A Baton Rouge judge issued a temporary restraining order Monday against enforcing a law that prohibits anyone 70 or older from running for justice of the peace or constable.
Gov. Bobby Jindal believes the last-minute passage of a pension hike for his state police superintendent, Col. Mike Edmonson, was improperly handled, according to the governor's office.
As the courts hash out the attempts to preserve and shelve Common Core in Louisiana, a group of six state lawmakers are planning an Aug. 22 trip to Oklahoma to meet with their counterparts and strategize for the 2015 regular session.
While hopes are high for turnout this fall, a new report from the Center for the Study of the American Electorate suggests that Louisiana's midterm face-offs may amount to nothing special in terms of votes cast.

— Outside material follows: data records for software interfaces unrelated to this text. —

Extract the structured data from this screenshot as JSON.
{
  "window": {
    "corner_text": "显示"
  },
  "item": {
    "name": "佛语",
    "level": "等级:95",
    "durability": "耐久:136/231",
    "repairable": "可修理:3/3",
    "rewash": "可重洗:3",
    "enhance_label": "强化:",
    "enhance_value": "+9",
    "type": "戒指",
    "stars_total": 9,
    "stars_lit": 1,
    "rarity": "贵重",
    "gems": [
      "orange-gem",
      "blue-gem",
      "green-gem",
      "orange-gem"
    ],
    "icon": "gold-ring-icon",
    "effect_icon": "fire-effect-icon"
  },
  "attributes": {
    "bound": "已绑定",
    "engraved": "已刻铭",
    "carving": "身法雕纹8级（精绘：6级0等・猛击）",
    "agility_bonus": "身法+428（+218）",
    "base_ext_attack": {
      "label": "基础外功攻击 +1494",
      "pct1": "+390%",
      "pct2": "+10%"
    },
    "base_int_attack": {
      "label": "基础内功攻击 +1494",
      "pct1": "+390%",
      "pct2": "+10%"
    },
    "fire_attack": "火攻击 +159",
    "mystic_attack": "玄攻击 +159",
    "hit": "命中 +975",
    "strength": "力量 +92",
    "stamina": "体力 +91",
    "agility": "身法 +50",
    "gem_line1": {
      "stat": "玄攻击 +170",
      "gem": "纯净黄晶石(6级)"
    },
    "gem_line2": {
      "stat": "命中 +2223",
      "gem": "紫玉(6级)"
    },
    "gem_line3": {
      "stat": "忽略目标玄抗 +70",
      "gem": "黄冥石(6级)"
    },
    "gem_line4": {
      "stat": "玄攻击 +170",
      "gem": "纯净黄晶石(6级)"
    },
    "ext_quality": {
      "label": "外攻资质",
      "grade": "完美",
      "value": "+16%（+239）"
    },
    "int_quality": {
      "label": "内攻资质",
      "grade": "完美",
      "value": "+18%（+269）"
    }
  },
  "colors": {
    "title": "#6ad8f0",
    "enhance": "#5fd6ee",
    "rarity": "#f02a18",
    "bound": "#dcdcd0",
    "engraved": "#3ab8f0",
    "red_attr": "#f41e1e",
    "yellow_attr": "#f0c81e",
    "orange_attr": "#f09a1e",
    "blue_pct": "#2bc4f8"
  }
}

The attorney hired by the Lafayette Parish School Board for a special investigation of Superintendent Pat Cooper has submitted his final report, though it may be another week before the findings are made public.
The Tea Party of Louisiana is calling Sen. David Vitter a “turncoat” for his newfound embrace of Common Core educational standards.
An annual report evaluating Gov. Bobby Jindal's privatization of Medicaid lacked important financial information and presented rosy performance reviews not corroborated by data, according to a review released Monday.
Lafayette attorney Michelle Meaux-Breaux has announced her plans to seek the Division E seat for judge in the 15th Judicial District.